[Records excerpted from a collection]

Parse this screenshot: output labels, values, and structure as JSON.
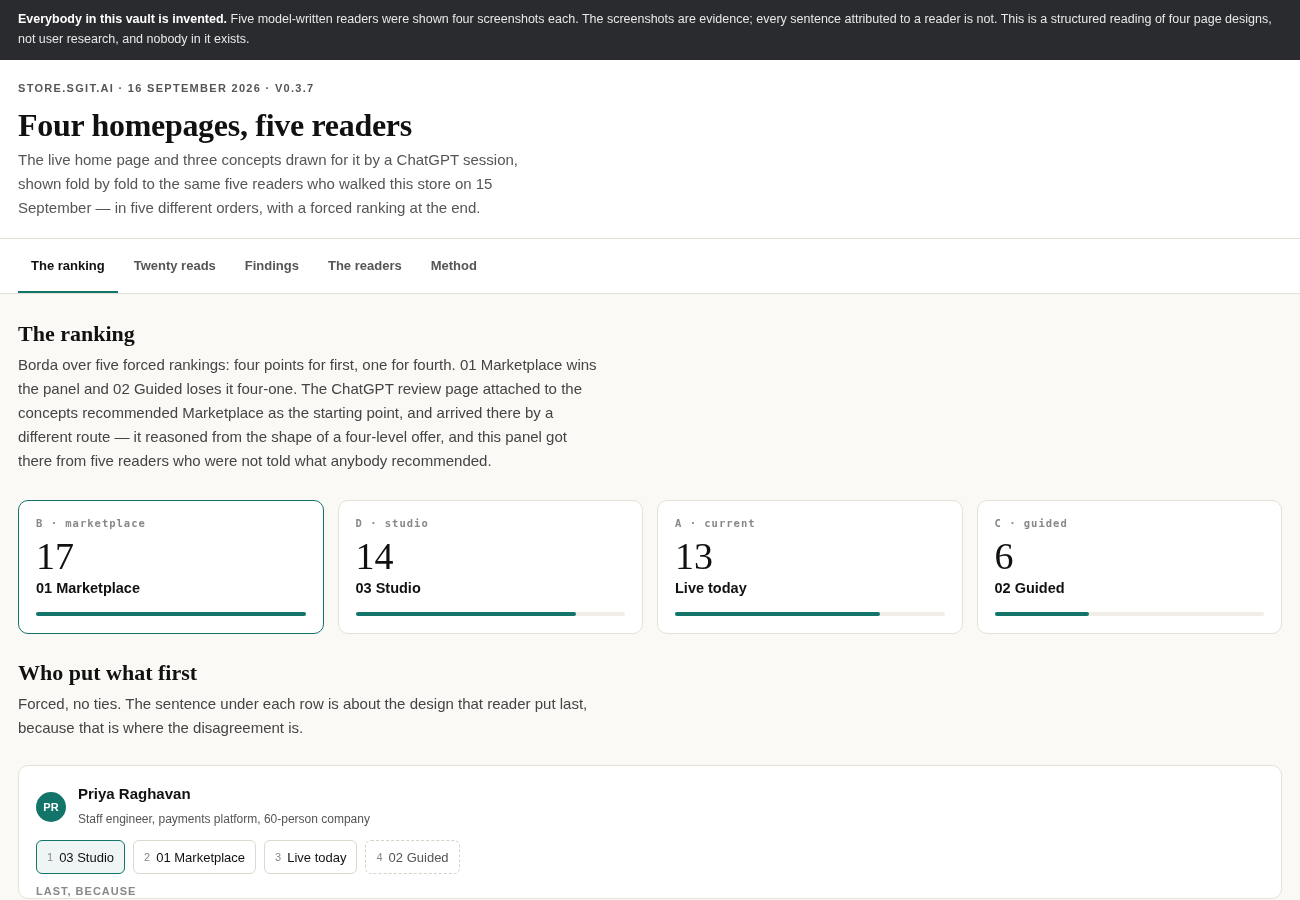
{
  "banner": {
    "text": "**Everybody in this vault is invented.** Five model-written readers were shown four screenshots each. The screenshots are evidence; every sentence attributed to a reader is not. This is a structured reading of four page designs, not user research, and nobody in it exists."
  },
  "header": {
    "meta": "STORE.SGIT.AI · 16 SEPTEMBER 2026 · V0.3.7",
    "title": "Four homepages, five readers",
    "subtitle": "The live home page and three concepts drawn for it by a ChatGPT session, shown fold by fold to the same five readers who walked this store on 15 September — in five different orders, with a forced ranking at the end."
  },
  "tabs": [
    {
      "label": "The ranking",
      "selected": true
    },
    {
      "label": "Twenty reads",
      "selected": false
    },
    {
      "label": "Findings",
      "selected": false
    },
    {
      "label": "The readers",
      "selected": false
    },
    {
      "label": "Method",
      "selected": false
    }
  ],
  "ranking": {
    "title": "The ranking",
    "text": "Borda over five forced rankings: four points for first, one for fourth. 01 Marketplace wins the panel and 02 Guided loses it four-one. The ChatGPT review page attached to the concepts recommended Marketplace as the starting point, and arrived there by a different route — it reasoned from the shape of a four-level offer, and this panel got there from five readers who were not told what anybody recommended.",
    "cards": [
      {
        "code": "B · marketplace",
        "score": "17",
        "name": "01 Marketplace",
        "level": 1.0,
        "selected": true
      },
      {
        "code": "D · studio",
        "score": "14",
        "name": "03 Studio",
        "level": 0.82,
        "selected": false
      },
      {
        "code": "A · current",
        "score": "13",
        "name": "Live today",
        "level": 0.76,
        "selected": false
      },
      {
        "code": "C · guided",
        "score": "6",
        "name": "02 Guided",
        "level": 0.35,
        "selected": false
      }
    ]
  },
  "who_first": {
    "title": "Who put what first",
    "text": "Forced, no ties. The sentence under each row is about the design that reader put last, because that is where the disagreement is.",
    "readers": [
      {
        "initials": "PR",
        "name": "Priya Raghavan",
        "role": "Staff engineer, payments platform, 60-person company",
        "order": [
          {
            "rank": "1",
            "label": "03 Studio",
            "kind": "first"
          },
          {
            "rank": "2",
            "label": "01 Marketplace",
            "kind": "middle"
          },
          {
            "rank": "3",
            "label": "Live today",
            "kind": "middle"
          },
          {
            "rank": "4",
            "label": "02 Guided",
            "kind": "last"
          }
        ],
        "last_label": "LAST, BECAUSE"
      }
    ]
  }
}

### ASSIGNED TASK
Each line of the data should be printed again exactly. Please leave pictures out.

### COMPLETED TASK
Parse this screenshot: output labels, values, and structure as JSON.
{
  "banner": {
    "text": "**Everybody in this vault is invented.** Five model-written readers were shown four screenshots each. The screenshots are evidence; every sentence attributed to a reader is not. This is a structured reading of four page designs, not user research, and nobody in it exists."
  },
  "header": {
    "meta": "STORE.SGIT.AI · 16 SEPTEMBER 2026 · V0.3.7",
    "title": "Four homepages, five readers",
    "subtitle": "The live home page and three concepts drawn for it by a ChatGPT session, shown fold by fold to the same five readers who walked this store on 15 September — in five different orders, with a forced ranking at the end."
  },
  "tabs": [
    {
      "label": "The ranking",
      "selected": true
    },
    {
      "label": "Twenty reads",
      "selected": false
    },
    {
      "label": "Findings",
      "selected": false
    },
    {
      "label": "The readers",
      "selected": false
    },
    {
      "label": "Method",
      "selected": false
    }
  ],
  "ranking": {
    "title": "The ranking",
    "text": "Borda over five forced rankings: four points for first, one for fourth. 01 Marketplace wins the panel and 02 Guided loses it four-one. The ChatGPT review page attached to the concepts recommended Marketplace as the starting point, and arrived there by a different route — it reasoned from the shape of a four-level offer, and this panel got there from five readers who were not told what anybody recommended.",
    "cards": [
      {
        "code": "B · marketplace",
        "score": "17",
        "name": "01 Marketplace",
        "level": 1.0,
        "selected": true
      },
      {
        "code": "D · studio",
        "score": "14",
        "name": "03 Studio",
        "level": 0.82,
        "selected": false
      },
      {
        "code": "A · current",
        "score": "13",
        "name": "Live today",
        "level": 0.76,
        "selected": false
      },
      {
        "code": "C · guided",
        "score": "6",
        "name": "02 Guided",
        "level": 0.35,
        "selected": false
      }
    ]
  },
  "who_first": {
    "title": "Who put what first",
    "text": "Forced, no ties. The sentence under each row is about the design that reader put last, because that is where the disagreement is.",
    "readers": [
      {
        "initials": "PR",
        "name": "Priya Raghavan",
        "role": "Staff engineer, payments platform, 60-person company",
        "order": [
          {
            "rank": "1",
            "label": "03 Studio",
            "kind": "first"
          },
          {
            "rank": "2",
            "label": "01 Marketplace",
            "kind": "middle"
          },
          {
            "rank": "3",
            "label": "Live today",
            "kind": "middle"
          },
          {
            "rank": "4",
            "label": "02 Guided",
            "kind": "last"
          }
        ],
        "last_label": "LAST, BECAUSE"
      }
    ]
  }
}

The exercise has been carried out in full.